Well yeah, a new issue of the zine is on it’s way. not that anyone gives a fuck about it hahahaha, new music as well right now, A number of u.g. bands are recording materials on their own so expect some really city leveling EPs to come out soon. Even my buddies in I CEASE are recording new songs to annoy the shit out of yuppies and bullies set to be released on January when people least expect it coz that’s just how we blow up things. I’m also excited for the PROJECT SKULL FUCK EP coming soon and for MANHUNT EP as well..Things are looking up for 2016 all these people have to do is not lose faith in what they are and stop dealing with show band leeches, Coz’ these scene parasites just suck the fun out of everything. They actually tried to sabotage the compilation but the good prevailed. so fuck em until the next life. But our biggest thanx to you Peter! Keep doing your blog coz this shit is awesome! I hope you help carry some old Emirati lady’s grocery one day and as a gesture of thank you she gives you 5 Billion Dhs. Respects to the Real and to all the show band suckers out there and fake punk bands I hope you all die of liver cancer! Peace!

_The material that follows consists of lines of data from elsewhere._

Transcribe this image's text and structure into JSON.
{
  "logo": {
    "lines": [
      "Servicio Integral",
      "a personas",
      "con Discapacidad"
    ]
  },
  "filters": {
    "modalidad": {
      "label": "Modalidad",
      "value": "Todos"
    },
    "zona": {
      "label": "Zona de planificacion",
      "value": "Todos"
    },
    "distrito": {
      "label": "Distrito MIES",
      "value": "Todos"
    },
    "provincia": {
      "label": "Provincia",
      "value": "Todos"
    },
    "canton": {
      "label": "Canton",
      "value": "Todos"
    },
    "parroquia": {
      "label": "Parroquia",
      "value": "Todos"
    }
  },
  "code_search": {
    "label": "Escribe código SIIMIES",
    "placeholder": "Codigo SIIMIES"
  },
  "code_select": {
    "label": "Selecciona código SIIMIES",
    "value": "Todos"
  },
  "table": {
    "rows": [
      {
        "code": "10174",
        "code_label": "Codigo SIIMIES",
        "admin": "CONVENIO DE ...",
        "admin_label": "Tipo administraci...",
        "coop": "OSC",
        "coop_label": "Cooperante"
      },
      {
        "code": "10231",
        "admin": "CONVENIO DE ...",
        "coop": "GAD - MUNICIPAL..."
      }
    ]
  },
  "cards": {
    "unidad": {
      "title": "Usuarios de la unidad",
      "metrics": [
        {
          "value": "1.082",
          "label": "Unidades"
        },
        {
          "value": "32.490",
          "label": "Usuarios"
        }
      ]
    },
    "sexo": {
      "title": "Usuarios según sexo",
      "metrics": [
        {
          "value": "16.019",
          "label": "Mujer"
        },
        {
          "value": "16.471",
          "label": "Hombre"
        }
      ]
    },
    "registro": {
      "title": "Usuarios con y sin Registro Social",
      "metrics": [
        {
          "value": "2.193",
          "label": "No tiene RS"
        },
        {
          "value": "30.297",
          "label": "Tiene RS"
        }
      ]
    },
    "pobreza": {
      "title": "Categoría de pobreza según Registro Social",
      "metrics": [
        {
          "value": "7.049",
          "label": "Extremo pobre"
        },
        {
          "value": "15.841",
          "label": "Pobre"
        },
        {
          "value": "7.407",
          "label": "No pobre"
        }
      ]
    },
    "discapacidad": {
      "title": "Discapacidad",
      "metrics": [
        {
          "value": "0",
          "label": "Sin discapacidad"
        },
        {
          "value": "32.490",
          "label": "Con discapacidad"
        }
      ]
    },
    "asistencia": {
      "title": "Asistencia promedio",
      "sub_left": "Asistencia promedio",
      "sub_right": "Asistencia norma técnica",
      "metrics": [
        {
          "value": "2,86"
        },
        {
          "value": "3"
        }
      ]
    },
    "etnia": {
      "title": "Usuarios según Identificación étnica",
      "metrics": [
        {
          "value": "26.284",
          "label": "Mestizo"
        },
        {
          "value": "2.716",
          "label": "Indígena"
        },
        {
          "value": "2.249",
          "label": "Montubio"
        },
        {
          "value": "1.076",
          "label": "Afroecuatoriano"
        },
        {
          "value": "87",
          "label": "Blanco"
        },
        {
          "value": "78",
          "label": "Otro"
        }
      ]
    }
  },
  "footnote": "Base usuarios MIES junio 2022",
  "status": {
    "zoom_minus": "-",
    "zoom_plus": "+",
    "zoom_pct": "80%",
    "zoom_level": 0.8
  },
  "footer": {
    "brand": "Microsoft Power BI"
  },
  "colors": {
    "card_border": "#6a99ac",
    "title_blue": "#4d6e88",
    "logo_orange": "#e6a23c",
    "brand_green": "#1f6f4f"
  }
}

REY JUSTICE x I CEASE email@example.com P.O.B. 1155 DUBAI, UAE
Eccentric Pendulum are a progressive metal band from Bangalore, India. They released the EP ‘Sculptor of Negative Emotions’ in 2009 and the album ‘Winding The Optics’ in 2011. Winners of the Indian leg of the Wacken Metal Battle, the band were the first to represent India at the global metal battle at Wacken Open Air 2011.
I spoke to the band about their new single ‘Resisting Another Equation’ and also their future plans for Transcending Obscurity here
Drowning Melancholy are a goth/progressive metal band from Jaipur. are a goth/progressive metal band from Jaipur. I met singer Komal and drummer Alvin at the Battle of the bands at IIT Jodhpur in 2013 where they were performing with their sister band Fragile Silence. They put a good show and came 2nd. Since then Fragile Silence has been dormant due to few lineup changes. Komal and Alvin have been working on new material for Drowning Melancholy and have released a video for their track “Defenceless”.
I spoke to frontwoman Komal about the video, being a metal band in Jaipur and also their plans for the coming year for Transcending Obscurity. Read the interview here
Who: Surtur The band is Riasat Azmi(Vocals) Shadman Omee (Guitars) Masnun Efaz (Bass) and Rifat Rafi (Drums)
What: Surtur released their EP “Descendant of Time” last month. “The EP has four songs, one of which is a guitar instrumental. All of the three songs have different backdrop but they all share a common theme.” said vocalist Riasat Azmi describing their debut release. “That is making a stand for what you believe in and holding your ground. The title track is a fantasy about a heavy metal messiah who will put an end to all the hypocrisy we see around. Maggot Filled Brain was written with the shitty political culture of Bangladesh we keep seeing everyday here. And Demolisher is a song about a grave where the members of a tyrant regime will be buried after being overthrown by a revolutionary insurgence.”
How: “Our guitarist, Omee , is the principal songwriter of the band. He had the riffs all worked out in the mind so that created the skeletons of the songs. They took the entire shape after we rehearsed them altogether.” said Riasat about how they wrote the songs on the EP. “Rifat put his inputs, Efaz inserted the low ends and lastly I (Riasat) added the vocal portions. The songs were ready almost a year ago and we played them live before releasing the EP.”
“We started tracking the drums at June of this year. For various reasons, the recording process was a bit slower than usual. The whole process ended at September and we started pressing the physical copies after that.” said Riasat explaining the recording process.
Listen to “Descendant of Time” below